Russia has blasted the EU’s move to lift the Syrian arms embargo as “an unlawful” decision and “an example of double standards.”
“This is an unlawful decision, in principle, to discuss seriously on official level the issue of supplying or not supplying arms to non-state actors is contrary to all norms of international law,” the Russian Foreign Minister Sergey Lavrov said, citing the Global Arms Trade Treaty, which allows supplying arms to governments only.
Meanwhile, a report by the UK-based Syrian Observatory for Human Rights said the rebels shot down a 15-year-old child in front of his parents for what they considered a “blasphemy.”
“An unidentified rebel group shot dead a 15-year-old child who worked as a coffee seller in Aleppo, after they accused him of blasphemy,” the Observatory director Rami Abdel Rahman said as quoted by Al Jazeera.
“They shot the boy twice, once in the mouth, another in his neck, in front of his mother, his father and his siblings,” Abdel Rahman said, detailing the atrocity.

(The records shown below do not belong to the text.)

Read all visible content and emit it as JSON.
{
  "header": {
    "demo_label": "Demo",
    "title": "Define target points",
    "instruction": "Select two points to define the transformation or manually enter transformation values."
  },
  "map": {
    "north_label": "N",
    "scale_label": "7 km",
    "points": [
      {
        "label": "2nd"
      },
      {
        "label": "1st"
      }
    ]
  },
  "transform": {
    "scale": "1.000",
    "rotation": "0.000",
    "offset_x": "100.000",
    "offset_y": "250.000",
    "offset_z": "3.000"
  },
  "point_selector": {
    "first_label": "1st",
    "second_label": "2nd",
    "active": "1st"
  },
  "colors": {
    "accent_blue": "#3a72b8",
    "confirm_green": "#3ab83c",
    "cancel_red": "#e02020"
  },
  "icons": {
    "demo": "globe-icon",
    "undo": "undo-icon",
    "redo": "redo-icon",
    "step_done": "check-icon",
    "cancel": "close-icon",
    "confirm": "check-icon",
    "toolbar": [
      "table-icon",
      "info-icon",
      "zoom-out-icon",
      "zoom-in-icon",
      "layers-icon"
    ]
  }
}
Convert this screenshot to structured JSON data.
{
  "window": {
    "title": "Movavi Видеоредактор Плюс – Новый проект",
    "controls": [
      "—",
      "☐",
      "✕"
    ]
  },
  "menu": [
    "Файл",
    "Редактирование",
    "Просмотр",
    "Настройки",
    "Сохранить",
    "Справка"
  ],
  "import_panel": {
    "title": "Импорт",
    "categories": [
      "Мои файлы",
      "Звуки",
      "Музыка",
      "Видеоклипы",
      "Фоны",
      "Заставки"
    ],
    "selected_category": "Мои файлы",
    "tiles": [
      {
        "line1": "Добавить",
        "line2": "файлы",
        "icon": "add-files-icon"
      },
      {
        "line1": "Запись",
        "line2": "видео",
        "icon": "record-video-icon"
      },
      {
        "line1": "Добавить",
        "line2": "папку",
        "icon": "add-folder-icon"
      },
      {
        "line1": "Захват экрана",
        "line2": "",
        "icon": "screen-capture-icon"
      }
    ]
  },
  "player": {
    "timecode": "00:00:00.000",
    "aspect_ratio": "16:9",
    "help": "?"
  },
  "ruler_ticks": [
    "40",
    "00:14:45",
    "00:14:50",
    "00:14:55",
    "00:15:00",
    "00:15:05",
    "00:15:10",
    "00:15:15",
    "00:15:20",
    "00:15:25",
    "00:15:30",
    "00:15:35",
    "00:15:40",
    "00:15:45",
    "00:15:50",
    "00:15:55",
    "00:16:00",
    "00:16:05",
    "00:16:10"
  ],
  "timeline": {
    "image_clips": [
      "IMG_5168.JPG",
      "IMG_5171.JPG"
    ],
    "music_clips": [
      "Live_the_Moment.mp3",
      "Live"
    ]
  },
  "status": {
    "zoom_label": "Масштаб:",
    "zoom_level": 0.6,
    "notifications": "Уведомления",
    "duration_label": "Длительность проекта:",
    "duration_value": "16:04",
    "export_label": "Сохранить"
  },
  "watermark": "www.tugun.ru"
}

The rights activist blamed foreign jihadists of the “criminal” deed, citing reports that the offenders spoke “classical Arabic.” He condemned the shooting, saying it is the kind of criminality that “makes people in Syria fear the fall of the regime.”